Your task> A complete response lists each line of the data below that includes the word "Sheriff".

Dataset rows describing interfaces:
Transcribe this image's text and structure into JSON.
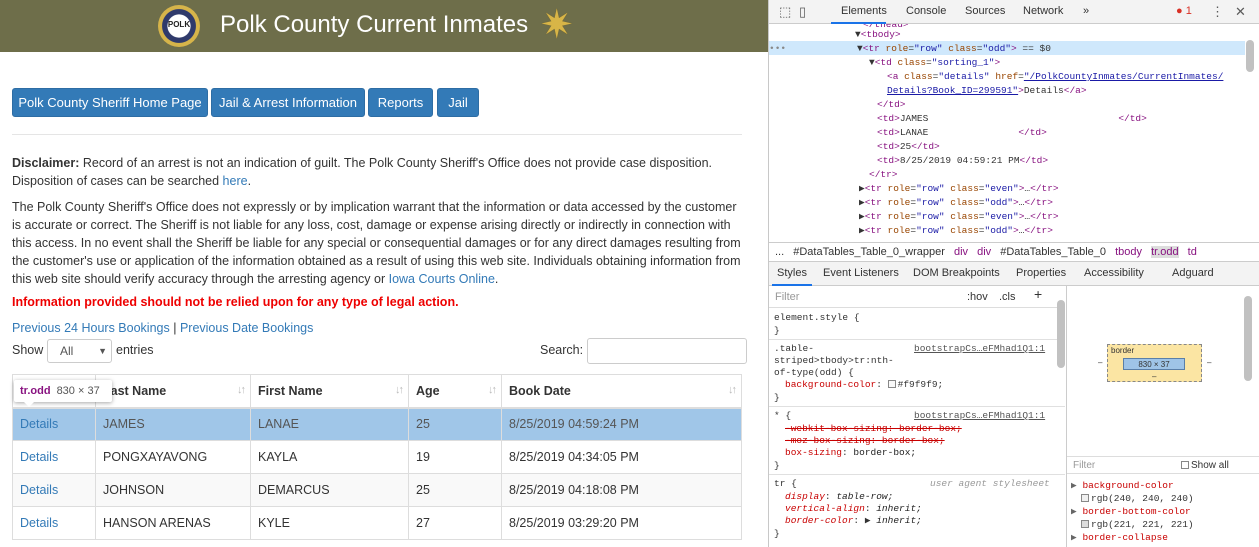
{
  "page": {
    "title": "Polk County Current Inmates",
    "logo_text": "POLK",
    "nav": [
      "Polk County Sheriff Home Page",
      "Jail & Arrest Information",
      "Reports",
      "Jail"
    ],
    "disclaimer_label": "Disclaimer:",
    "disclaimer_text": " Record of an arrest is not an indication of guilt. The Polk County Sheriff's Office does not provide case disposition. Disposition of cases can be searched ",
    "disclaimer_link": "here",
    "liability_text": "The Polk County Sheriff's Office does not expressly or by implication warrant that the information or data accessed by the customer is accurate or correct. The Sheriff is not liable for any loss, cost, damage or expense arising directly or indirectly in connection with this access. In no event shall the Sheriff be liable for any special or consequential damages or for any direct damages resulting from the customer's use or application of the information obtained as a result of using this web site. Individuals obtaining information from this web site should verify accuracy through the arresting agency or ",
    "liability_link": "Iowa Courts Online",
    "warning": "Information provided should not be relied upon for any type of legal action.",
    "link_prev24": "Previous 24 Hours Bookings",
    "link_sep": "|",
    "link_prevdate": "Previous Date Bookings",
    "show_label": "Show",
    "show_value": "All",
    "entries_label": "entries",
    "search_label": "Search:",
    "columns": [
      "Last Name",
      "First Name",
      "Age",
      "Book Date"
    ],
    "rows": [
      {
        "details": "Details",
        "last": "JAMES",
        "first": "LANAE",
        "age": "25",
        "date": "8/25/2019 04:59:24 PM"
      },
      {
        "details": "Details",
        "last": "PONGXAYAVONG",
        "first": "KAYLA",
        "age": "19",
        "date": "8/25/2019 04:34:05 PM"
      },
      {
        "details": "Details",
        "last": "JOHNSON",
        "first": "DEMARCUS",
        "age": "25",
        "date": "8/25/2019 04:18:08 PM"
      },
      {
        "details": "Details",
        "last": "HANSON ARENAS",
        "first": "KYLE",
        "age": "27",
        "date": "8/25/2019 03:29:20 PM"
      }
    ],
    "tooltip_tag": "tr.odd",
    "tooltip_size": "830 × 37"
  },
  "devtools": {
    "tabs": [
      "Elements",
      "Console",
      "Sources",
      "Network",
      "»"
    ],
    "error_count": "1",
    "breadcrumb": [
      "...",
      "#DataTables_Table_0_wrapper",
      "div",
      "div",
      "#DataTables_Table_0",
      "tbody",
      "tr.odd",
      "td"
    ],
    "subtabs": [
      "Styles",
      "Event Listeners",
      "DOM Breakpoints",
      "Properties",
      "Accessibility",
      "Adguard"
    ],
    "filter_placeholder": "Filter",
    "hov": ":hov",
    "cls": ".cls",
    "plus": "+",
    "box_label": "border",
    "box_dash": "–",
    "box_size": "830 × 37",
    "computed_filter": "Filter",
    "show_all": "Show all",
    "colors": {
      "selected_row": "#6fa8dc",
      "accent": "#1a73e8"
    }
  }
}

Result of the exercise>
      "Polk County Sheriff Home Page",
    "disclaimer_text": " Record of an arrest is not an indication of guilt. The Polk County Sheriff's Office does not provide case disposition. Disposition of cases can be searched ",
    "liability_text": "The Polk County Sheriff's Office does not expressly or by implication warrant that the information or data accessed by the customer is accurate or correct. The Sheriff is not liable for any loss, cost, damage or expense arising directly or indirectly in connection with this access. In no event shall the Sheriff be liable for any special or consequential damages or for any direct damages resulting from the customer's use or application of the information obtained as a result of using this web site. Individuals obtaining information from this web site should verify accuracy through the arresting agency or ",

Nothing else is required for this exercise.